- **ABOUT THIS TASK**:
Work out how many lines of this material hold the word "username". Write only that number.

- **SOURCE RECORDS**:
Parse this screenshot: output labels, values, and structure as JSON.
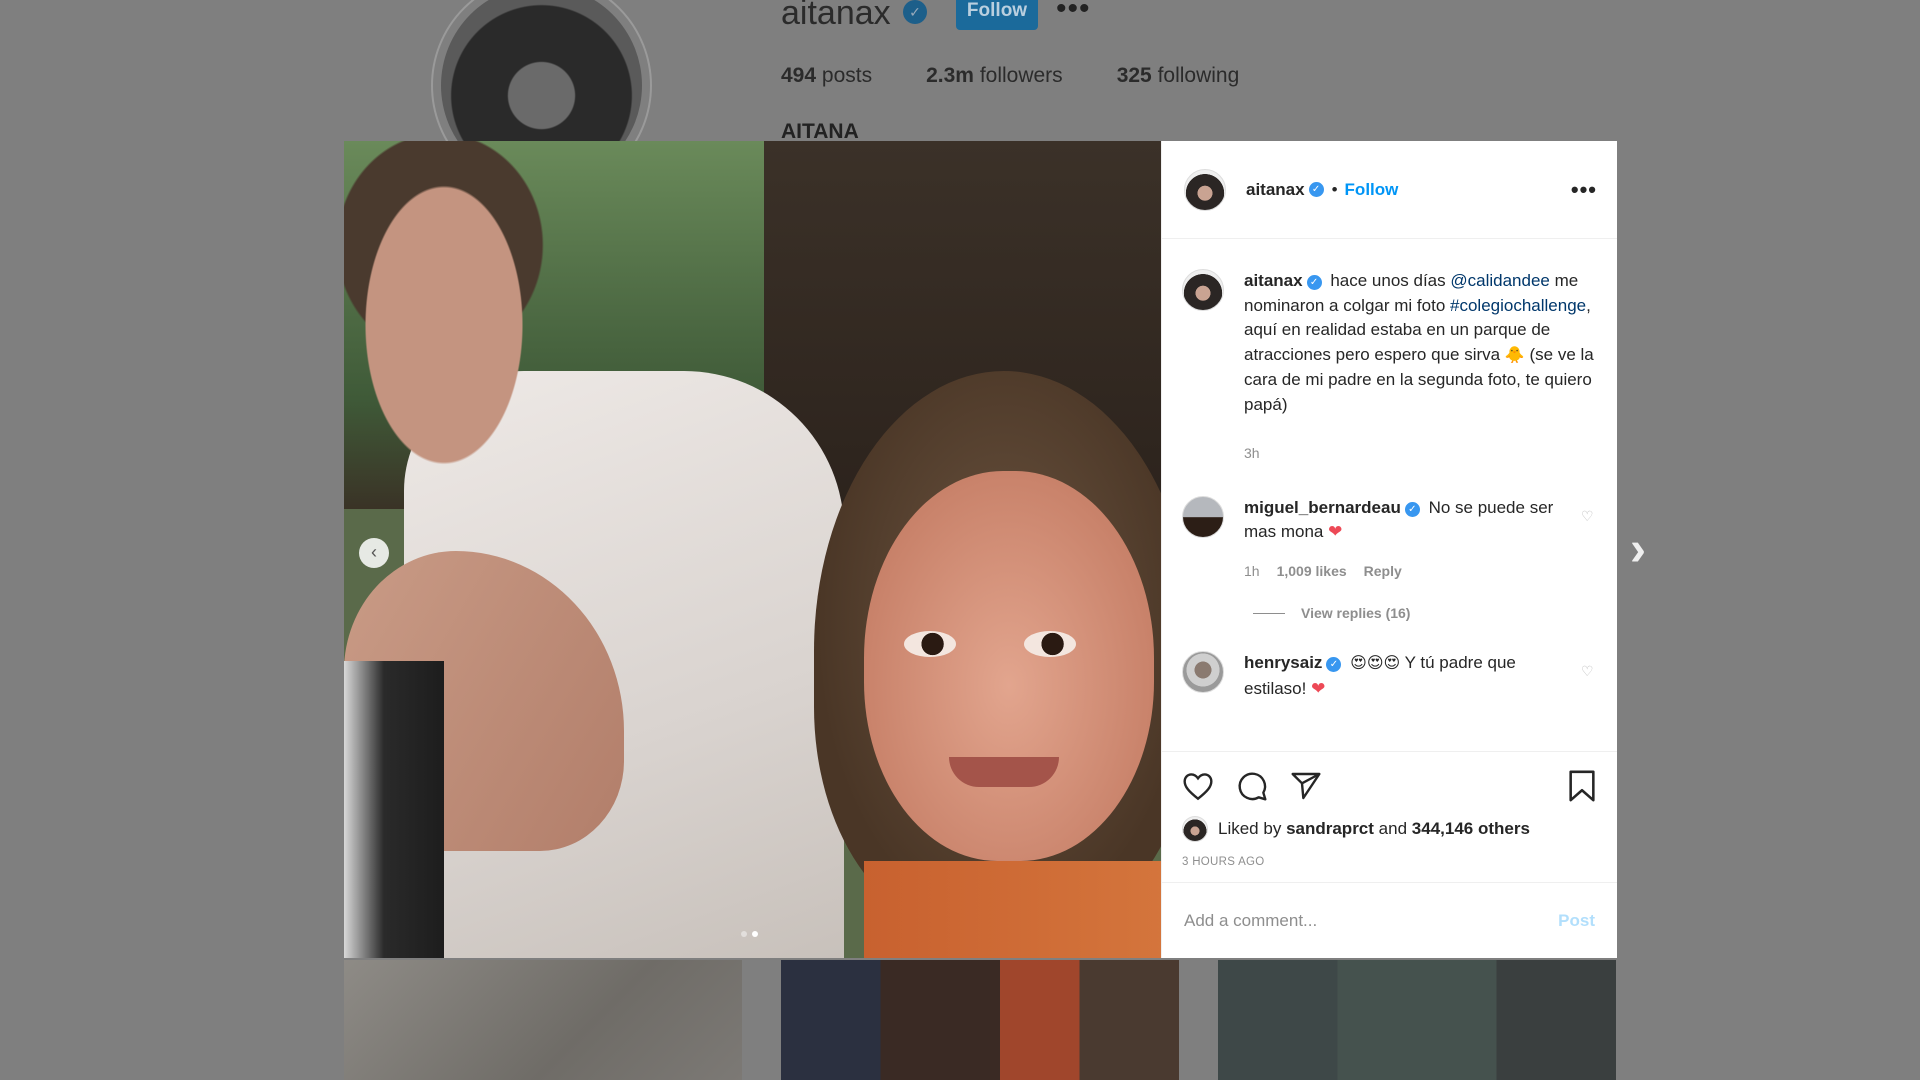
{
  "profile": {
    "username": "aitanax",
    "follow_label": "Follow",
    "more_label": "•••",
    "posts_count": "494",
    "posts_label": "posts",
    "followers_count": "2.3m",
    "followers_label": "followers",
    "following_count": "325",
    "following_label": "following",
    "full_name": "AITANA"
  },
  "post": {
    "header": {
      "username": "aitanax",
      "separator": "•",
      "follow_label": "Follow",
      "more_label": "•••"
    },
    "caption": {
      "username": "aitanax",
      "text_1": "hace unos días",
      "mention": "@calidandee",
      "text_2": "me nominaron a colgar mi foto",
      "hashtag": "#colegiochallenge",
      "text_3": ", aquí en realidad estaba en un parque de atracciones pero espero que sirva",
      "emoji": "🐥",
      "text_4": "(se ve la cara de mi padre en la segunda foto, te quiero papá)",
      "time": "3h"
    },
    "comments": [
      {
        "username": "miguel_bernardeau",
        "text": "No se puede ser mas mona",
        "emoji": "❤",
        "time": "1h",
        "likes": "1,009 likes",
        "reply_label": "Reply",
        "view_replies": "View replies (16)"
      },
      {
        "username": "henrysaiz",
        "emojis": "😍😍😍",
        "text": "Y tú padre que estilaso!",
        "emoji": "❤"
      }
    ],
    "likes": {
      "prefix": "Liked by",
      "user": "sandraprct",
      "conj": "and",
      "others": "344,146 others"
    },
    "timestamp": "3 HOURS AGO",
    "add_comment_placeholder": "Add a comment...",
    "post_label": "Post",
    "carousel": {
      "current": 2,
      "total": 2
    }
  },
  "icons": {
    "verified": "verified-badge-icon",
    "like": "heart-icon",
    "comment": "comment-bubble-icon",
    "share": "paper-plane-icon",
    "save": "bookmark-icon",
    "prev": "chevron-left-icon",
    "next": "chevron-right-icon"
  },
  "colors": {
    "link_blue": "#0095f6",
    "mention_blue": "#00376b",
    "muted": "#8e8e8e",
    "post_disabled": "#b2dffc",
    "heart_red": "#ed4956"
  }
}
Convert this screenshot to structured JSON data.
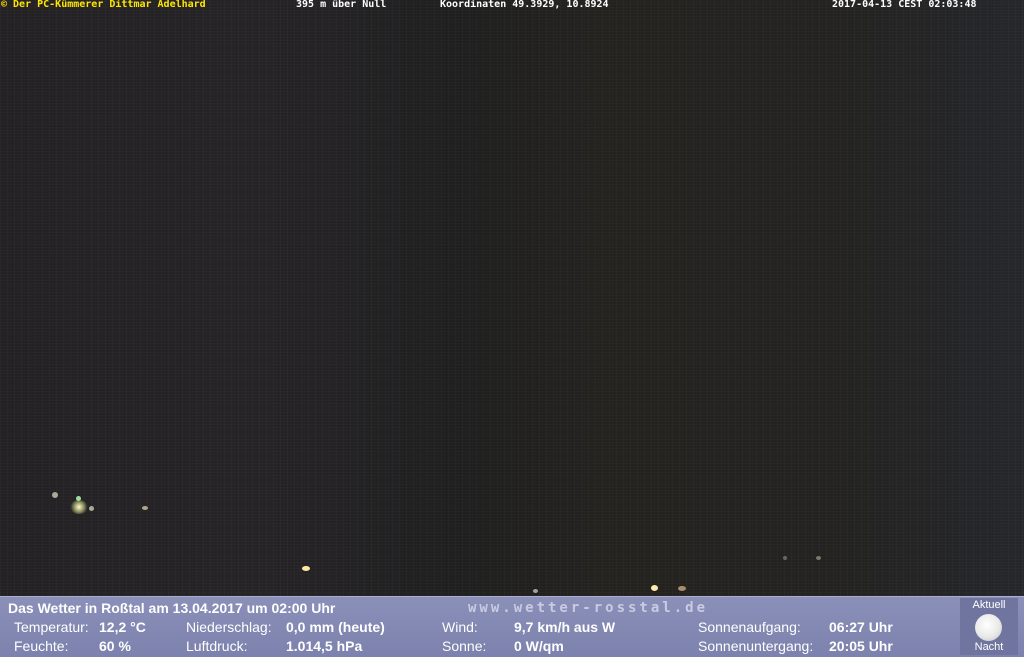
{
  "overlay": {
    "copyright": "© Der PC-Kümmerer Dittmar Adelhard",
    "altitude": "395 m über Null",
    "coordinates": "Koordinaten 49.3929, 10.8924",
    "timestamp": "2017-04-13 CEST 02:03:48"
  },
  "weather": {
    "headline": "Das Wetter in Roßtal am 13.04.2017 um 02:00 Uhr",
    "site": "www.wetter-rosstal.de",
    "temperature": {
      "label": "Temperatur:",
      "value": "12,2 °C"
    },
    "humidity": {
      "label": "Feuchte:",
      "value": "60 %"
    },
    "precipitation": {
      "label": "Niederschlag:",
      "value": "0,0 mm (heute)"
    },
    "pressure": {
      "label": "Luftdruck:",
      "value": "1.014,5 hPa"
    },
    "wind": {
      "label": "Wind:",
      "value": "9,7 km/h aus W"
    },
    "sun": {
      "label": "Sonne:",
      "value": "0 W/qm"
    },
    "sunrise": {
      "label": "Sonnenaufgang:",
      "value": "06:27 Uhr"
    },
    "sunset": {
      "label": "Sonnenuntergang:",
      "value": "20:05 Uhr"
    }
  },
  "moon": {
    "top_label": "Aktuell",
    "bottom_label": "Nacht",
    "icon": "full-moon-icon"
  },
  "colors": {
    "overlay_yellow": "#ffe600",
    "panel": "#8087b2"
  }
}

- **ANSWER TO THIS TASK**:
5